[EXERCISE MATERIAL]
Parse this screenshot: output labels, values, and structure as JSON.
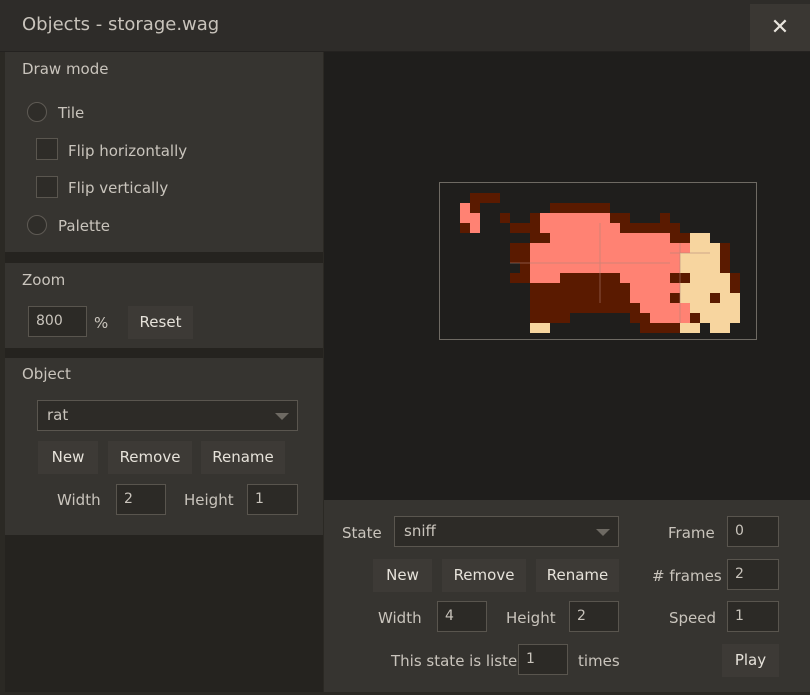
{
  "window": {
    "title": "Objects - storage.wag",
    "close_glyph": "✕"
  },
  "draw_mode": {
    "title": "Draw mode",
    "tile_label": "Tile",
    "flip_h_label": "Flip horizontally",
    "flip_v_label": "Flip vertically",
    "palette_label": "Palette"
  },
  "zoom": {
    "title": "Zoom",
    "value": "800",
    "unit": "%",
    "reset_label": "Reset"
  },
  "object": {
    "title": "Object",
    "selected": "rat",
    "new_label": "New",
    "remove_label": "Remove",
    "rename_label": "Rename",
    "width_label": "Width",
    "width_value": "2",
    "height_label": "Height",
    "height_value": "1"
  },
  "state": {
    "state_label": "State",
    "selected": "sniff",
    "new_label": "New",
    "remove_label": "Remove",
    "rename_label": "Rename",
    "width_label": "Width",
    "width_value": "4",
    "height_label": "Height",
    "height_value": "2",
    "frame_label": "Frame",
    "frame_value": "0",
    "frames_label": "# frames",
    "frames_value": "2",
    "speed_label": "Speed",
    "speed_value": "1",
    "listed_prefix": "This state is listed",
    "listed_value": "1",
    "listed_suffix": "times",
    "play_label": "Play"
  },
  "colors": {
    "pink": "#ff8273",
    "brown": "#5a1a00",
    "cream": "#f7d59f"
  }
}
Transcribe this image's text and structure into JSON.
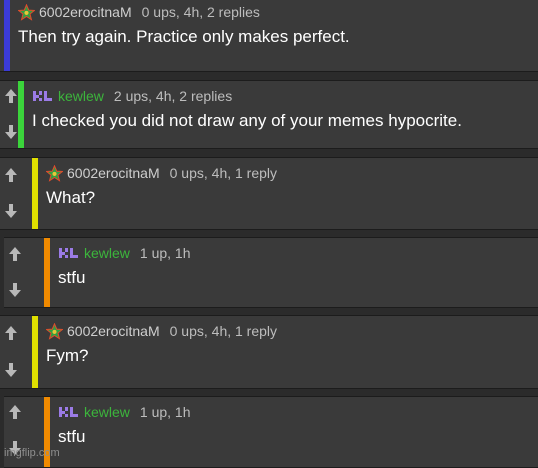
{
  "comments": [
    {
      "user": "6002erocitnaM",
      "avatar": "star-avatar-icon",
      "meta": "0 ups, 4h, 2 replies",
      "text": "Then try again. Practice only makes perfect.",
      "bar_color": "#3b3bd6",
      "user_color": "#cfcfcf"
    },
    {
      "user": "kewlew",
      "avatar": "kl-avatar-icon",
      "meta": "2 ups, 4h, 2 replies",
      "text": "I checked you did not draw any of your memes hypocrite.",
      "bar_color": "#3bd43b",
      "user_color": "#3cb53c"
    },
    {
      "user": "6002erocitnaM",
      "avatar": "star-avatar-icon",
      "meta": "0 ups, 4h, 1 reply",
      "text": "What?",
      "bar_color": "#e0e000",
      "user_color": "#cfcfcf"
    },
    {
      "user": "kewlew",
      "avatar": "kl-avatar-icon",
      "meta": "1 up, 1h",
      "text": "stfu",
      "bar_color": "#f08a00",
      "user_color": "#3cb53c"
    },
    {
      "user": "6002erocitnaM",
      "avatar": "star-avatar-icon",
      "meta": "0 ups, 4h, 1 reply",
      "text": "Fym?",
      "bar_color": "#e0e000",
      "user_color": "#cfcfcf"
    },
    {
      "user": "kewlew",
      "avatar": "kl-avatar-icon",
      "meta": "1 up, 1h",
      "text": "stfu",
      "bar_color": "#f08a00",
      "user_color": "#3cb53c"
    }
  ],
  "watermark": "imgflip.com"
}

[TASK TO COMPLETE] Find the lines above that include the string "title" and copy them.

[EXERCISE ANSWER]
    "title": "Objects - storage.wag",
    "title": "Draw mode",
    "title": "Zoom",
    "title": "Object",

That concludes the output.